  3. AnonymousJuly 03, 2014

    " I think all these guys I spoke about in the post are great men of God, and I highly respect and appreciate their ministries".

    How about just leaving them to their ministries of preaching the word and Jesus? I don't feel it healthy to be having these discussions about our brothers...

  4. I think that Chan is exactly right. If we the church did do our job and fully obeyed Christ, we truly could wipe out poverty. But, and according to Jesus himself, the poor will always be with us because we will never fully obey him collectively. He knows that, but that doesn't mean we don't do our best. I think your perspective AND Chan's perspective are absolutely correct.

  5. I agree with you Don. I was a member at Platt's church for over a number of years before leaving in the wake of the Radical Experiment. There wasn't peer pressure from other members to be "Radical," as I recall, but the prevailing theme of Platt's preaching was that Radical Christianity isn't a personal calling, but an imperative for every believer. In fact, if you're not giving away all your excess wealth (assuming you have any), you must not really be saved. That was Platt's message. And that's why we eventually left his church.

    So I have to disagree with anyone who says it's not healthy to discuss these matters about pastors or anyone with a high profile who claims to speak the truth of the Gospel. The church MUST have these discussions, to prevent heresy from taking root. While Platt, Chan, and Chandler have become famous for the message they preach, a sizable number of Christians have attempted to live out that message, and found themselves further from Christ than ever before. It may help some believers, and harm others. It's not a one-size-fits-all. We all come to the table with different backgrounds, learning styles and weaknesses.
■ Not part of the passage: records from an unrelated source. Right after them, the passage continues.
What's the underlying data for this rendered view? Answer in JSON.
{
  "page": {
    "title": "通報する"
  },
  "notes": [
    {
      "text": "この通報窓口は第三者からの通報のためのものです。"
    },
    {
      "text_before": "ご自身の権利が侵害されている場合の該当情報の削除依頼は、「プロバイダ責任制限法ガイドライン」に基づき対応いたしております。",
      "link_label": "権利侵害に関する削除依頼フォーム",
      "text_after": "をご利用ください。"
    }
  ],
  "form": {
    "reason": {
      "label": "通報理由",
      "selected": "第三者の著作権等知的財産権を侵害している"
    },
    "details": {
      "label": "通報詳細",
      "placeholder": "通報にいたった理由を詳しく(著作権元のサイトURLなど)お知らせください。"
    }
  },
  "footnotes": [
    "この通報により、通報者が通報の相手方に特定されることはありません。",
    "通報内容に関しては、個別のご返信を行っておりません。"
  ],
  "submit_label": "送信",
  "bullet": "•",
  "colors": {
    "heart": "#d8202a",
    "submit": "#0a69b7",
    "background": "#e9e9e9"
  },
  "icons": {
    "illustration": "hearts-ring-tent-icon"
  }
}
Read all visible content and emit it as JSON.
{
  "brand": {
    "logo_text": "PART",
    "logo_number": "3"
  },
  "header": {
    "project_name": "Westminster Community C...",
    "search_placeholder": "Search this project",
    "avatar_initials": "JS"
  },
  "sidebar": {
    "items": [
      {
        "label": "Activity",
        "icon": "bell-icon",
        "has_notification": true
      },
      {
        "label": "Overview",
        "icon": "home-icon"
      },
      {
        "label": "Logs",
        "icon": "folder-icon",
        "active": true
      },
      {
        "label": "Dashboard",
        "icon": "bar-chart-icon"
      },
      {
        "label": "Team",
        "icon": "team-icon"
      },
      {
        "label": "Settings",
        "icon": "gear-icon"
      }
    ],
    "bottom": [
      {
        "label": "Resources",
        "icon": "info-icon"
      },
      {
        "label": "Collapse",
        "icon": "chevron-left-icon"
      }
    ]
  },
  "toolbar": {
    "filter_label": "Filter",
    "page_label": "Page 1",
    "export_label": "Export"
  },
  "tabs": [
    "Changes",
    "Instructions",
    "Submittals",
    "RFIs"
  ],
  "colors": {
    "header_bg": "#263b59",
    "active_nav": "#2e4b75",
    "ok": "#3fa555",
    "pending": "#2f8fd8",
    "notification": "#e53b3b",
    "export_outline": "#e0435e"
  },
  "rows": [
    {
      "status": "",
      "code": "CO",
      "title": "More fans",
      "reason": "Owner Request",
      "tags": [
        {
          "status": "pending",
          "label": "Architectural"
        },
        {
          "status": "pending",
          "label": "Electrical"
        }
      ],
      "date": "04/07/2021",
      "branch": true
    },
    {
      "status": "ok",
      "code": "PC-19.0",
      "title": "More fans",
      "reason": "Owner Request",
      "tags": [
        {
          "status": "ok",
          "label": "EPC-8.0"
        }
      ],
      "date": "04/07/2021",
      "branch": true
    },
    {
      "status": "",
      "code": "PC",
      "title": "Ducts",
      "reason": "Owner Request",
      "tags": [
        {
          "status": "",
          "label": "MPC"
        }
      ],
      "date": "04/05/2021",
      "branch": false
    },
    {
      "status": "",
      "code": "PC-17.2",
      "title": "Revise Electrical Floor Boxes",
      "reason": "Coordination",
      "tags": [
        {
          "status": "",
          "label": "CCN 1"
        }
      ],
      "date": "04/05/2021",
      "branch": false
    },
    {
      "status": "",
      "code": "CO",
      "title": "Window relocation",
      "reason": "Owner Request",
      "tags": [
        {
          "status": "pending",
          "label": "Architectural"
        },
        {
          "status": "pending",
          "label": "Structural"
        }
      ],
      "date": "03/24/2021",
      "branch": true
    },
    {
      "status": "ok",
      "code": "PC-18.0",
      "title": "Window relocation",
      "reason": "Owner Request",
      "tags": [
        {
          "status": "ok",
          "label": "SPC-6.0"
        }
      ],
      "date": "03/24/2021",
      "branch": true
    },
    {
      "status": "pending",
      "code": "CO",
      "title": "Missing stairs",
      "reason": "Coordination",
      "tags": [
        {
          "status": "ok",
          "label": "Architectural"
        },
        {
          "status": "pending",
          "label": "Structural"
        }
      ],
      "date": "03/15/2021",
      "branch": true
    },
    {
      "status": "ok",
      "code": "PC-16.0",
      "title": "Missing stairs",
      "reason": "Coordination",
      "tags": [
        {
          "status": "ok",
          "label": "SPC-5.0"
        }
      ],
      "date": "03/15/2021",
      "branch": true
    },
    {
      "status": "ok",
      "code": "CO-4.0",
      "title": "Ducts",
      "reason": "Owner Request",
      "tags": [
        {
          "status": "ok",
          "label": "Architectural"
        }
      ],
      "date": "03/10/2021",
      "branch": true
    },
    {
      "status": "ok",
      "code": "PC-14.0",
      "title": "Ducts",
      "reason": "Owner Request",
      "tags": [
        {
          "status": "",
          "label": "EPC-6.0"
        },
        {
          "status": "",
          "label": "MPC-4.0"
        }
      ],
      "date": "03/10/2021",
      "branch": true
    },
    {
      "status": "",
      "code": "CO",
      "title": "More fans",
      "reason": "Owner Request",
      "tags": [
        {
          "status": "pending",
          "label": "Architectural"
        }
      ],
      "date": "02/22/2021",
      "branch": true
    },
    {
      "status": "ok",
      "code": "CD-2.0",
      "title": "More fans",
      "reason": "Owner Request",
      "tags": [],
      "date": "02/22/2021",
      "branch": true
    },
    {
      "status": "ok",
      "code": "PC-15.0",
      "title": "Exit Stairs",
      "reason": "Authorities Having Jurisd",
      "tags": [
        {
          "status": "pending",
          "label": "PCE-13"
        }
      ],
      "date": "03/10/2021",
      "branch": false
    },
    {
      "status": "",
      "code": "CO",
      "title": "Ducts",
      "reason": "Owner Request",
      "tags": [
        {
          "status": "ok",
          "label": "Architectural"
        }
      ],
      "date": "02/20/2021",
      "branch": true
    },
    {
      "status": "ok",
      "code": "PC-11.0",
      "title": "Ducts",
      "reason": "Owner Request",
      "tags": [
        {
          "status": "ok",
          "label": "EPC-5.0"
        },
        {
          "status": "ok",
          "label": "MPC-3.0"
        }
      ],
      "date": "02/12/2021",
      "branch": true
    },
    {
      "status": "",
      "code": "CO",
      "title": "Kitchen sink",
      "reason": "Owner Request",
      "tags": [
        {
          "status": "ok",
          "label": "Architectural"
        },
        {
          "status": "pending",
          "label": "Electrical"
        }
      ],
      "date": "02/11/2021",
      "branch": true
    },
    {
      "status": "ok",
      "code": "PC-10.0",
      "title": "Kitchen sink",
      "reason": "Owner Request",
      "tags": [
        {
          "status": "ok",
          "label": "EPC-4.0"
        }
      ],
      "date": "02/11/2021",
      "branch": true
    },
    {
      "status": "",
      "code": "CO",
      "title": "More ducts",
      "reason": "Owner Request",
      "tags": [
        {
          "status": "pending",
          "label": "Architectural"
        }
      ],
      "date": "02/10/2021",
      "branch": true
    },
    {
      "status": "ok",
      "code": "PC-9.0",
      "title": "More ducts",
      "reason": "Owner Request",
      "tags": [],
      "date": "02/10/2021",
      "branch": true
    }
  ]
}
Selling all your stuff isn't going to do it for every single person, just like Jesus didn't tell every single person to sell all they have.

    I wish there was more balance allowed in these discussions, instead of a blind defense of pastors who happen to find publishers for their viewpoints.